Excited for the anticipated return of the Hester Street Summer Fair, I had Sunday brunch on Hester Street at orange épicerie with a group of friends who had just finished running the New York City half marathon to raise money for The Lower East Side Girls Club.

The new color blocking concept eatery Green Brown Orange in Chinatown is the brainchild of Mexican chef and entrepreneur Alejandro Alcocer, who is interested in serving local ingredients that are simply and deliciously prepared.

Alcocer is also an avid traveler and writer who spends about six months in New York City and the rest of his time being pulled by his curiosity all over the world. This has landed him more than once in a tribe of pygmies in Central Africa to which he was subsequently initiated.

Brown cafe is the main hub of this three part dining venture. The space was designed by Alcocer himself and offers a sunny niche to enjoy a meal or a quick coffee.

We were treated to a private brunch in the orange épicerie dining room, which is located right next door to brown cafe. They even share a bathroom.

The design aesthetic was a reflection of the food: warm, simple and satisfying.

My husband and I split the Apline Breakfast Platter, baked eggs with wild boar sausage, leeks, gruyere and a side of roasted potatoes and mixed greens, plus baked eggs with tomatoes, asparagus and manchego cheese.

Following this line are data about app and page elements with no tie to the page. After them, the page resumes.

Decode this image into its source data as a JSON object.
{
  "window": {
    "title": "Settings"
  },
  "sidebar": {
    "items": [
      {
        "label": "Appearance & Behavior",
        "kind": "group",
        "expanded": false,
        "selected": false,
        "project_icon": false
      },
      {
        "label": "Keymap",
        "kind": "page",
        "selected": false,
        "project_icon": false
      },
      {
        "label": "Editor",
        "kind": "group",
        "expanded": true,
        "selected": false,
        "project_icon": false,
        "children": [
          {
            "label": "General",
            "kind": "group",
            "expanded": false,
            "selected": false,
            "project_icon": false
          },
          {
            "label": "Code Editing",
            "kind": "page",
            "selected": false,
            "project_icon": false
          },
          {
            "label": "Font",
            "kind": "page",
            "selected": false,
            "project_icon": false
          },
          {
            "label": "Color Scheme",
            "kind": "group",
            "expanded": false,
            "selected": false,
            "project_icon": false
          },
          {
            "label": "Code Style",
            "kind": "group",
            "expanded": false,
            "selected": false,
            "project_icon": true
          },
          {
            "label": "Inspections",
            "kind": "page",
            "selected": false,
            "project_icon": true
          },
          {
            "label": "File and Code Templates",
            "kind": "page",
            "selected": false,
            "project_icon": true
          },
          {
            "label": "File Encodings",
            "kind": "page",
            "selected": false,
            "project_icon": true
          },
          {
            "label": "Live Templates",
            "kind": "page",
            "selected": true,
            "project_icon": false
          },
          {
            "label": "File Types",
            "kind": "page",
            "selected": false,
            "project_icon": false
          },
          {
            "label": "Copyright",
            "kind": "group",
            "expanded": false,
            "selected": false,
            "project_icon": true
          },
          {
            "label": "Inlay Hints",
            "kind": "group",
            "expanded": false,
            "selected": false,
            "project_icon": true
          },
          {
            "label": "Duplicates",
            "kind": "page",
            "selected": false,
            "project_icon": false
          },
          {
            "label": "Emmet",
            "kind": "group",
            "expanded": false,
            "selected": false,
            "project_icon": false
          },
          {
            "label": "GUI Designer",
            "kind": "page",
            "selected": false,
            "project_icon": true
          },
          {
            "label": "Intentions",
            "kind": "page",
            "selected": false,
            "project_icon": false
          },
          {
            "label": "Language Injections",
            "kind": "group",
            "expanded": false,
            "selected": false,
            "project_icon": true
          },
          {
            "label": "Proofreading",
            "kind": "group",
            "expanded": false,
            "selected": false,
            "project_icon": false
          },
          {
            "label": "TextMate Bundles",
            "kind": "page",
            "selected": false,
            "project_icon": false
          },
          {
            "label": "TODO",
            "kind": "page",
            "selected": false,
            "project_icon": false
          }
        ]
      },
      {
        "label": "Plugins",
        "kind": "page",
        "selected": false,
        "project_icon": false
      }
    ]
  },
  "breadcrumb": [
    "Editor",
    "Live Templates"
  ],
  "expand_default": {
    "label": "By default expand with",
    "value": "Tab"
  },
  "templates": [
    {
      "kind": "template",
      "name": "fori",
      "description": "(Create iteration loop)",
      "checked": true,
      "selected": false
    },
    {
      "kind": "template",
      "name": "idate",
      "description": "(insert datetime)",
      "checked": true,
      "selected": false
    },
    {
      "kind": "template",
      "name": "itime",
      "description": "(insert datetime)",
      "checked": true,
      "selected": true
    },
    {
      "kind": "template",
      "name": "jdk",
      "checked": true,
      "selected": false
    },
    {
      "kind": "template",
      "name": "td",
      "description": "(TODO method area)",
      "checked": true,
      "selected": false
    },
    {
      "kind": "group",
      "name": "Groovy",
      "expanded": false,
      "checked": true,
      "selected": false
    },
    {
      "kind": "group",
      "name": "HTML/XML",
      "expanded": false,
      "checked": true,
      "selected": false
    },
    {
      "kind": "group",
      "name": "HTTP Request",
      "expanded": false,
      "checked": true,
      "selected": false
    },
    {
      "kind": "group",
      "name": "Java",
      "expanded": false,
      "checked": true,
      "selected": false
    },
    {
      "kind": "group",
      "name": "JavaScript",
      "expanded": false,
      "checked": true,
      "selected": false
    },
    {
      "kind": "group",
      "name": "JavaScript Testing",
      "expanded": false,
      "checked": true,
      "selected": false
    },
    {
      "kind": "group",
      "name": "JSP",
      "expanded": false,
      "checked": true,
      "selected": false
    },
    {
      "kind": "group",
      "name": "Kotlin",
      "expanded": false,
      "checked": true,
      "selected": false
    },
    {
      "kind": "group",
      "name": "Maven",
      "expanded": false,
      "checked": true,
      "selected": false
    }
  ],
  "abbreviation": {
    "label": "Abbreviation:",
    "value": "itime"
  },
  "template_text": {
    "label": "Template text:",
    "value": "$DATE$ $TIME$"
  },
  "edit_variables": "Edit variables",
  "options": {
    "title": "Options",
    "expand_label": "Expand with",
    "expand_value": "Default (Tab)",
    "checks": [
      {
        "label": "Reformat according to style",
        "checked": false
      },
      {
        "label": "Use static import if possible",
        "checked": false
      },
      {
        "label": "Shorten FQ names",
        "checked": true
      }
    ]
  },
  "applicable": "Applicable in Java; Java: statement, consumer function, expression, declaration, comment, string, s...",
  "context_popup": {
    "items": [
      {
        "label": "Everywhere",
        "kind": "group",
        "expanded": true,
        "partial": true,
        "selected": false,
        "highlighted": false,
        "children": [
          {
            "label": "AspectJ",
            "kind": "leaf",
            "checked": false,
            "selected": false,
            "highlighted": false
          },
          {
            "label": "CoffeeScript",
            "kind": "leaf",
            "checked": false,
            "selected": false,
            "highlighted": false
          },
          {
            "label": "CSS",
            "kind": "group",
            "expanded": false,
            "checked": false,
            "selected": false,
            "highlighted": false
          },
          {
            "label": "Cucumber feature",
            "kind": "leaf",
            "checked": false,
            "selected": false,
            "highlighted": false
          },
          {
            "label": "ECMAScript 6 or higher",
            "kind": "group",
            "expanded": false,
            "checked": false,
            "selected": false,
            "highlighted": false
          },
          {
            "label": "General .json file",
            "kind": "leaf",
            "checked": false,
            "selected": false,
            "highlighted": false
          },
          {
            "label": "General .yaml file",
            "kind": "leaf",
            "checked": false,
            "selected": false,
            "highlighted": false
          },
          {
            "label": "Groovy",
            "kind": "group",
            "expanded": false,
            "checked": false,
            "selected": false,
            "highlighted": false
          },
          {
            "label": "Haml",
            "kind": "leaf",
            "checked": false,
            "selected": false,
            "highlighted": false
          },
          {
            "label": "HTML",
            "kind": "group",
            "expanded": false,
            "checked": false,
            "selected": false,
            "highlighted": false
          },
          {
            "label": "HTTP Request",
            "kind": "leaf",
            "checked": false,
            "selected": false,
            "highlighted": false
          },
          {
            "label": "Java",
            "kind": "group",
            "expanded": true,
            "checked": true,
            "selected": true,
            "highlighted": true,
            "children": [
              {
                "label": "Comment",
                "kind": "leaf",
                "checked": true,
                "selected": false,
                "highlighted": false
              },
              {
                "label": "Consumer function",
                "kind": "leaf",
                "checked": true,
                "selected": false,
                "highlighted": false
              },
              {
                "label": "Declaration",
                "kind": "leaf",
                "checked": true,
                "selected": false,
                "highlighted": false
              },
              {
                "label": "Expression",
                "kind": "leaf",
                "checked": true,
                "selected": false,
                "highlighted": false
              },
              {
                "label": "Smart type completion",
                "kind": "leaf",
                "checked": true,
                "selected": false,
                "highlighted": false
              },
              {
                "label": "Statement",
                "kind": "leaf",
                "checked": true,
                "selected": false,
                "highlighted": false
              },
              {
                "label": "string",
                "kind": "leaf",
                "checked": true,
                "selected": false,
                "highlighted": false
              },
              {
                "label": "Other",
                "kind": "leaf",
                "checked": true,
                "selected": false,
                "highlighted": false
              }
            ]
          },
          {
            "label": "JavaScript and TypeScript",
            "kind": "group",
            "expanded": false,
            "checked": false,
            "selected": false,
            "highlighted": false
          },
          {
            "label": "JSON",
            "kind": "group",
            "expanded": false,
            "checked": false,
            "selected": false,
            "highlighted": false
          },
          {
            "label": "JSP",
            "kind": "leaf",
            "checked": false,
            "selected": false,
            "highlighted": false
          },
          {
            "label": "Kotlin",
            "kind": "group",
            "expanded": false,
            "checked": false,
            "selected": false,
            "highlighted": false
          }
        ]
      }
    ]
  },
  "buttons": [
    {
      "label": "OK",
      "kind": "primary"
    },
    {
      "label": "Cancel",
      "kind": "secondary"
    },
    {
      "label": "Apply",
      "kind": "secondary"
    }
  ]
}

Our adorable waiter Garrick provided impeccable and friendly service, and also let us know the chef is happy to make any dish vegetation or lactose free (they mix heavy cream with the baked eggs).

As a special treat he brought us freshly baked complimentary banana nut muffins which they bake in-house. The rest of the pastries they buy from CeciCela Patisserie in Soho.

Great way to spend a Sunday.